8 Love never fails. But where there are prophecies, they will cease; where there are tongues, they will be stilled; where there is knowledge, it will pass away. 9 For we know in part and we prophesy in part, 10 but when completeness comes, what is in part disappears. 11 When I was a child, I talked like a child, I thought like a child, I reasoned like a child. When I became a man, I put the ways of childhood behind me. 12 For now we see only a reflection as in a mirror; then we shall see face to face. Now I know in part; then I shall know fully, even as I am fully known.

13 And now these three remain: faith, hope and love. But the greatest of these is love.

Many things will end; love won’t.  Spiritual gifts are temporary; love isn’t.  When will they cease?  When the perfect comes: when Jesus returns and we enter the new heavens and earth.  Spiritual gifts are tools that we use to do God’s work, but like scaffolding they will fall away when the work is done.  But love will go on.

Friends, the day will come when we will see Him face to face, when we will know fully, even as we are fully known.  Now we see dimly as a reflection in polished metal; now we know in part.  This is good to remember this and stay humble.  We know in part.  But the day is coming when we will see Him face to face.  Our faith will become sight.  Our hope will be realized.  And love will go on forever!

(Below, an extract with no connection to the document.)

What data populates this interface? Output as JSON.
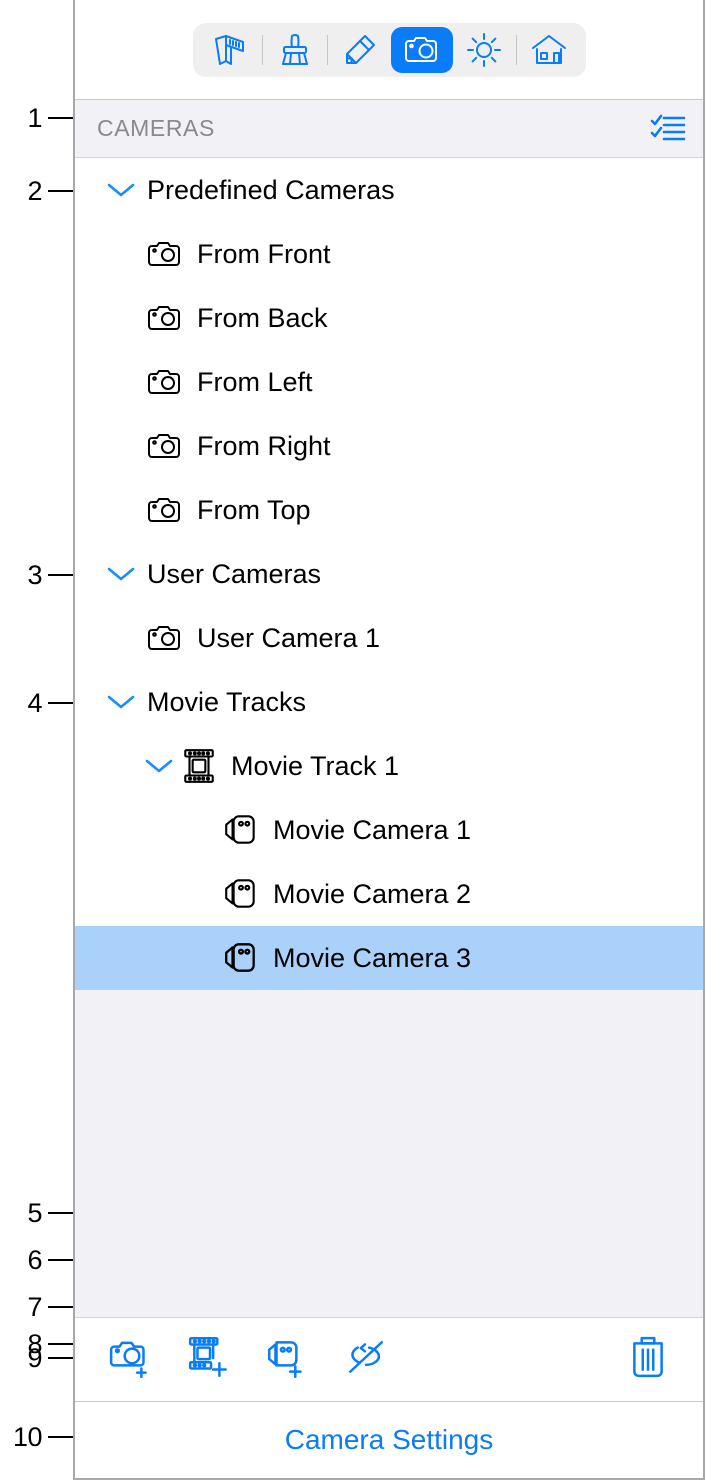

Love is the greatest!  If you’re going to excel at anything, excel at love!